Hyman LH. 1951. The Invertebrates: Platyhelminthes and Rhynchocoela, vol.
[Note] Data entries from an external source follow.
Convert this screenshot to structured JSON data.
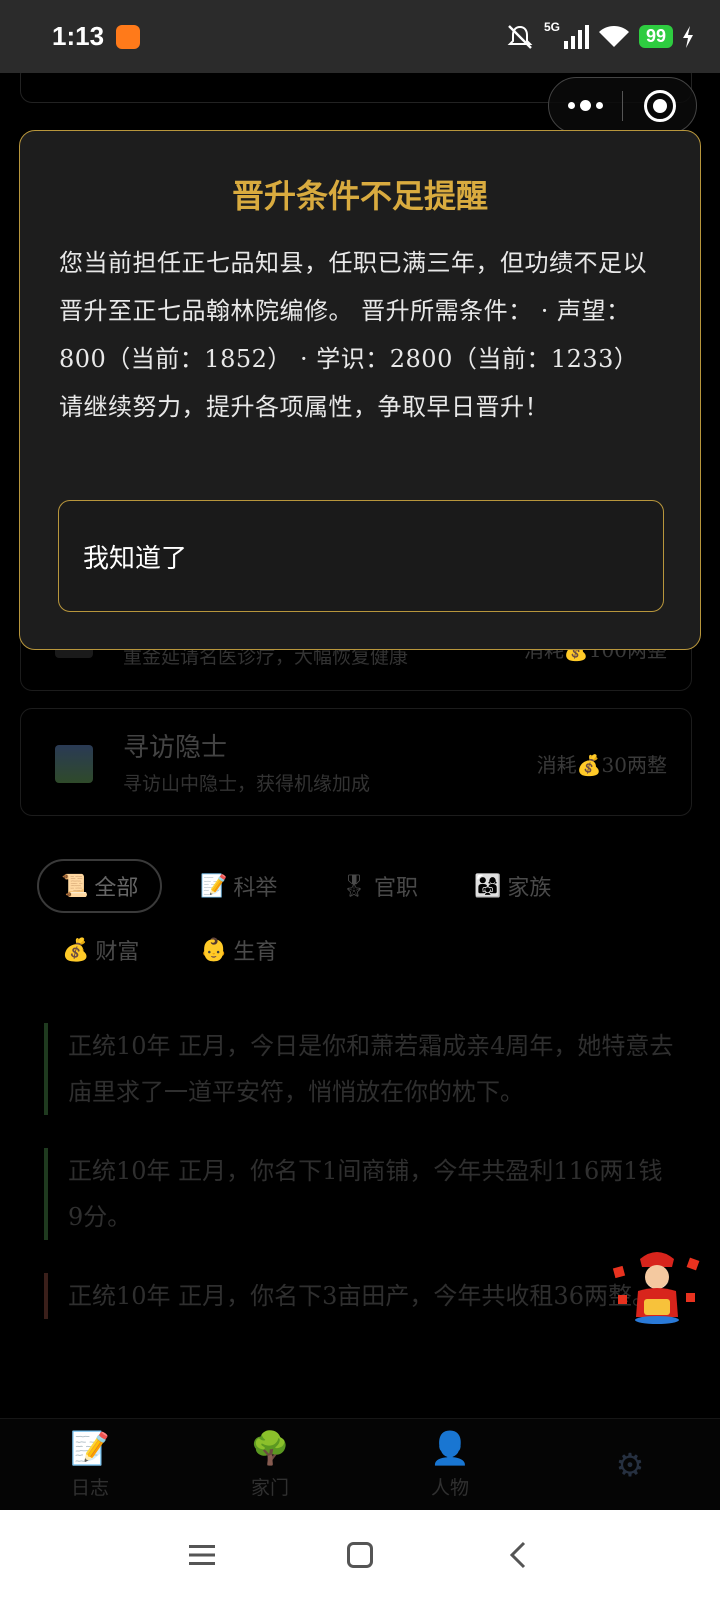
{
  "status_bar": {
    "time": "1:13",
    "network": "5G",
    "battery": "99"
  },
  "capsule": {
    "more_icon": "more-dots-icon",
    "close_icon": "target-close-icon"
  },
  "dialog": {
    "title": "晋升条件不足提醒",
    "body": "您当前担任正七品知县，任职已满三年，但功绩不足以晋升至正七品翰林院编修。 晋升所需条件： · 声望：800（当前：1852） · 学识：2800（当前：1233） 请继续努力，提升各项属性，争取早日晋升！",
    "button_label": "我知道了"
  },
  "background": {
    "cards": [
      {
        "title": "",
        "desc": "重金延请名医诊疗，大幅恢复健康",
        "cost": "消耗💰100两整",
        "icon": "medicine-icon"
      },
      {
        "title": "寻访隐士",
        "desc": "寻访山中隐士，获得机缘加成",
        "cost": "消耗💰30两整",
        "icon": "landscape-icon"
      }
    ],
    "filters": [
      {
        "label": "全部",
        "icon": "📜"
      },
      {
        "label": "科举",
        "icon": "📝"
      },
      {
        "label": "官职",
        "icon": "🎖"
      },
      {
        "label": "家族",
        "icon": "👨‍👩‍👧"
      },
      {
        "label": "财富",
        "icon": "💰"
      },
      {
        "label": "生育",
        "icon": "👶"
      }
    ],
    "logs": [
      "正统10年 正月，今日是你和萧若霜成亲4周年，她特意去庙里求了一道平安符，悄悄放在你的枕下。",
      "正统10年 正月，你名下1间商铺，今年共盈利116两1钱9分。",
      "正统10年 正月，你名下3亩田产，今年共收租36两整。"
    ],
    "tabs": [
      {
        "label": "日志",
        "icon": "📝"
      },
      {
        "label": "家门",
        "icon": "🌳"
      },
      {
        "label": "人物",
        "icon": "👤"
      },
      {
        "label": "",
        "icon": "⚙"
      }
    ]
  },
  "colors": {
    "accent_gold": "#d9ab3f",
    "dialog_border": "#b8963c",
    "dialog_bg": "#1d1d1d",
    "battery_green": "#2ecc40"
  }
}
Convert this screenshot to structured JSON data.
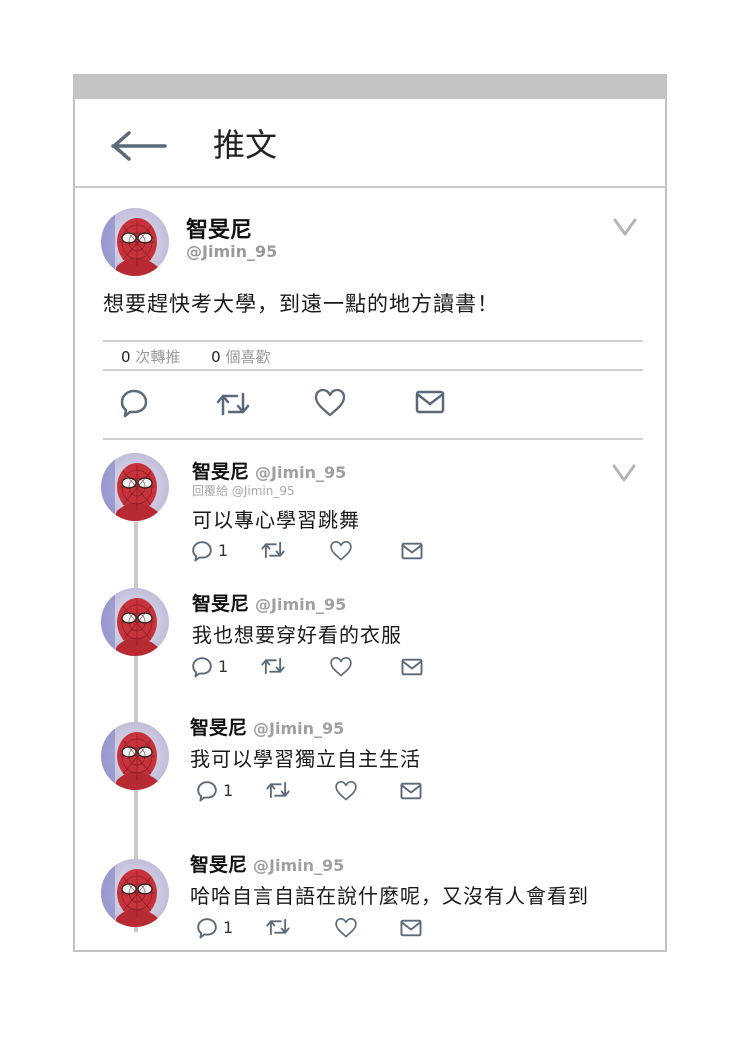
{
  "header": {
    "title": "推文",
    "back_icon": "arrow-left-icon"
  },
  "main_tweet": {
    "name": "智旻尼",
    "handle": "@Jimin_95",
    "text": "想要趕快考大學，到遠一點的地方讀書！",
    "retweet_count": "0",
    "retweet_label": "次轉推",
    "like_count": "0",
    "like_label": "個喜歡"
  },
  "replies": [
    {
      "name": "智旻尼",
      "handle": "@Jimin_95",
      "reply_to": "回覆給 @Jimin_95",
      "text": "可以專心學習跳舞",
      "reply_count": "1"
    },
    {
      "name": "智旻尼",
      "handle": "@Jimin_95",
      "text": "我也想要穿好看的衣服",
      "reply_count": "1"
    },
    {
      "name": "智旻尼",
      "handle": "@Jimin_95",
      "text": "我可以學習獨立自主生活",
      "reply_count": "1"
    },
    {
      "name": "智旻尼",
      "handle": "@Jimin_95",
      "text": "哈哈自言自語在說什麼呢，又沒有人會看到",
      "reply_count": "1"
    }
  ],
  "colors": {
    "icon_stroke": "#5a6a7a",
    "divider": "#cfcfcf",
    "handle": "#9a9a9a"
  }
}
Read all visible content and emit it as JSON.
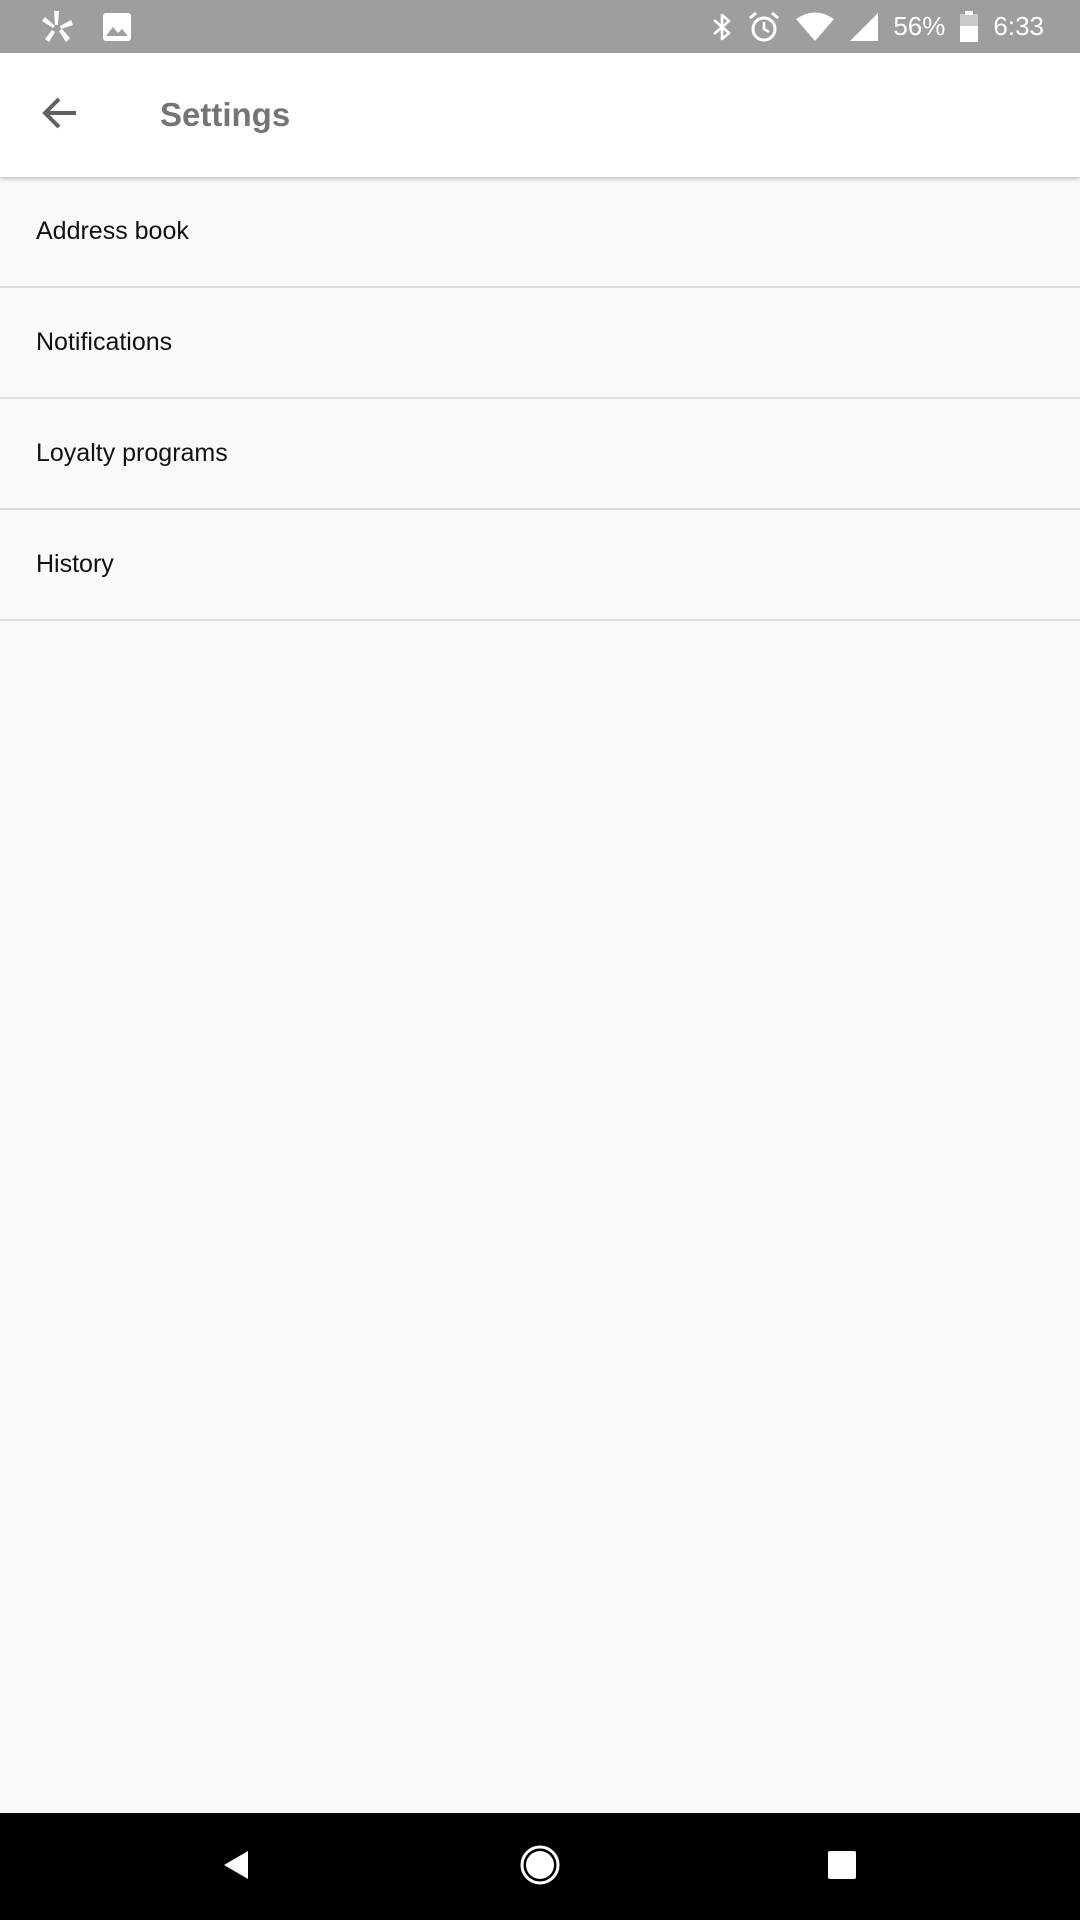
{
  "status_bar": {
    "battery_percent": "56%",
    "time": "6:33",
    "left_icons": [
      "yelp-icon",
      "image-icon"
    ],
    "right_icons": [
      "bluetooth-icon",
      "alarm-icon",
      "wifi-icon",
      "signal-icon",
      "battery-icon"
    ]
  },
  "app_bar": {
    "title": "Settings",
    "back_icon": "arrow-back-icon"
  },
  "settings": {
    "items": [
      {
        "label": "Address book"
      },
      {
        "label": "Notifications"
      },
      {
        "label": "Loyalty programs"
      },
      {
        "label": "History"
      }
    ]
  },
  "nav_bar": {
    "buttons": [
      "back-triangle-icon",
      "home-circle-icon",
      "recents-square-icon"
    ]
  },
  "colors": {
    "status_bar": "#9e9e9e",
    "app_bar": "#ffffff",
    "title_text": "#757575",
    "background": "#f9f9f9",
    "divider": "#dcdcdc",
    "nav_bar": "#000000"
  }
}
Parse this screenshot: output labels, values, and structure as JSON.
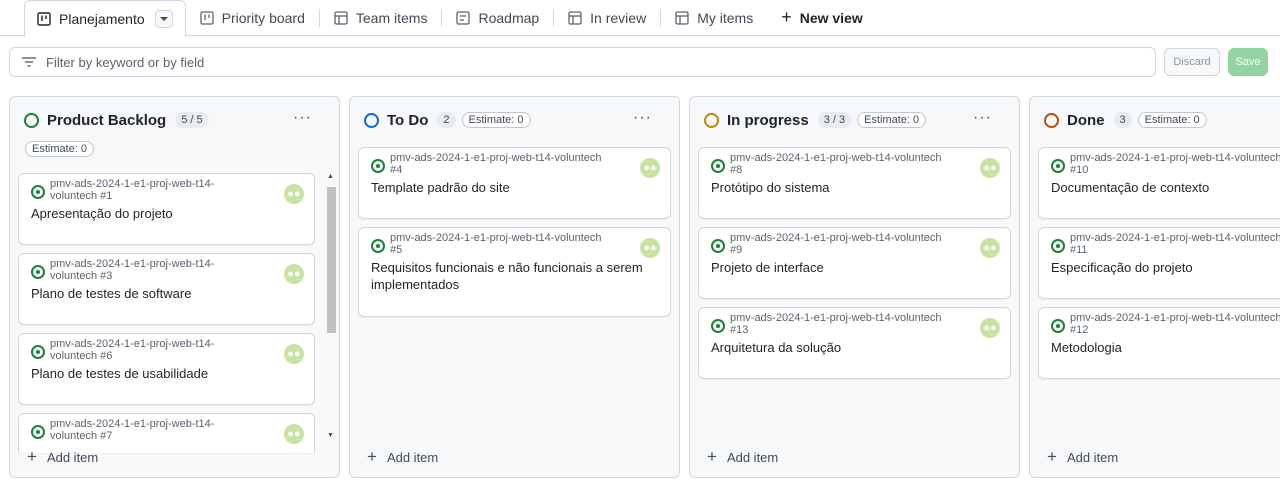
{
  "tabs": [
    {
      "label": "Planejamento",
      "icon": "board-icon"
    },
    {
      "label": "Priority board",
      "icon": "board-icon"
    },
    {
      "label": "Team items",
      "icon": "table-icon"
    },
    {
      "label": "Roadmap",
      "icon": "roadmap-icon"
    },
    {
      "label": "In review",
      "icon": "table-icon"
    },
    {
      "label": "My items",
      "icon": "table-icon"
    },
    {
      "label": "New view",
      "icon": "plus-icon"
    }
  ],
  "filter": {
    "placeholder": "Filter by keyword or by field"
  },
  "buttons": {
    "discard": "Discard",
    "save": "Save"
  },
  "add_item": "Add item",
  "colors": {
    "backlog": "#1a7f37",
    "todo": "#0969da",
    "inprogress": "#bf8700",
    "done": "#bc4c00"
  },
  "columns": [
    {
      "title": "Product Backlog",
      "count": "5 / 5",
      "estimate": "Estimate: 0",
      "cards": [
        {
          "repo": "pmv-ads-2024-1-e1-proj-web-t14-voluntech #1",
          "title": "Apresentação do projeto"
        },
        {
          "repo": "pmv-ads-2024-1-e1-proj-web-t14-voluntech #3",
          "title": "Plano de testes de software"
        },
        {
          "repo": "pmv-ads-2024-1-e1-proj-web-t14-voluntech #6",
          "title": "Plano de testes de usabilidade"
        },
        {
          "repo": "pmv-ads-2024-1-e1-proj-web-t14-voluntech #7",
          "title": ""
        }
      ]
    },
    {
      "title": "To Do",
      "count": "2",
      "estimate": "Estimate: 0",
      "cards": [
        {
          "repo": "pmv-ads-2024-1-e1-proj-web-t14-voluntech",
          "num": "#4",
          "title": "Template padrão do site"
        },
        {
          "repo": "pmv-ads-2024-1-e1-proj-web-t14-voluntech",
          "num": "#5",
          "title": "Requisitos funcionais e não funcionais a serem implementados"
        }
      ]
    },
    {
      "title": "In progress",
      "count": "3 / 3",
      "estimate": "Estimate: 0",
      "cards": [
        {
          "repo": "pmv-ads-2024-1-e1-proj-web-t14-voluntech",
          "num": "#8",
          "title": "Protótipo do sistema"
        },
        {
          "repo": "pmv-ads-2024-1-e1-proj-web-t14-voluntech",
          "num": "#9",
          "title": "Projeto de interface"
        },
        {
          "repo": "pmv-ads-2024-1-e1-proj-web-t14-voluntech",
          "num": "#13",
          "title": "Arquitetura da solução"
        }
      ]
    },
    {
      "title": "Done",
      "count": "3",
      "estimate": "Estimate: 0",
      "cards": [
        {
          "repo": "pmv-ads-2024-1-e1-proj-web-t14-voluntech",
          "num": "#10",
          "title": "Documentação de contexto"
        },
        {
          "repo": "pmv-ads-2024-1-e1-proj-web-t14-voluntech",
          "num": "#11",
          "title": "Especificação do projeto"
        },
        {
          "repo": "pmv-ads-2024-1-e1-proj-web-t14-voluntech",
          "num": "#12",
          "title": "Metodologia"
        }
      ]
    }
  ]
}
II. McGraw-Hill, New York. 550p.
Schmidt GO, Roberts LS . 1989. Foundations of Parasitology, 4 th ed. Times Mirror/Mosby, New York. 750p.
Ruppert EE, Fox RS, Barnes RB. 2004. Invertebrate Zoology, A functional evolutionary approach, 7 th ed. Brooks Cole Thomson, Belmont CA. 963 pp.
Wholemount slides of scolex, mature proglottid, gravid proglottid of Taenia pisiformis.
Taenia pisiformis wholemounts
Triarch, Carolina, Ward’s
Carolina , Ward’s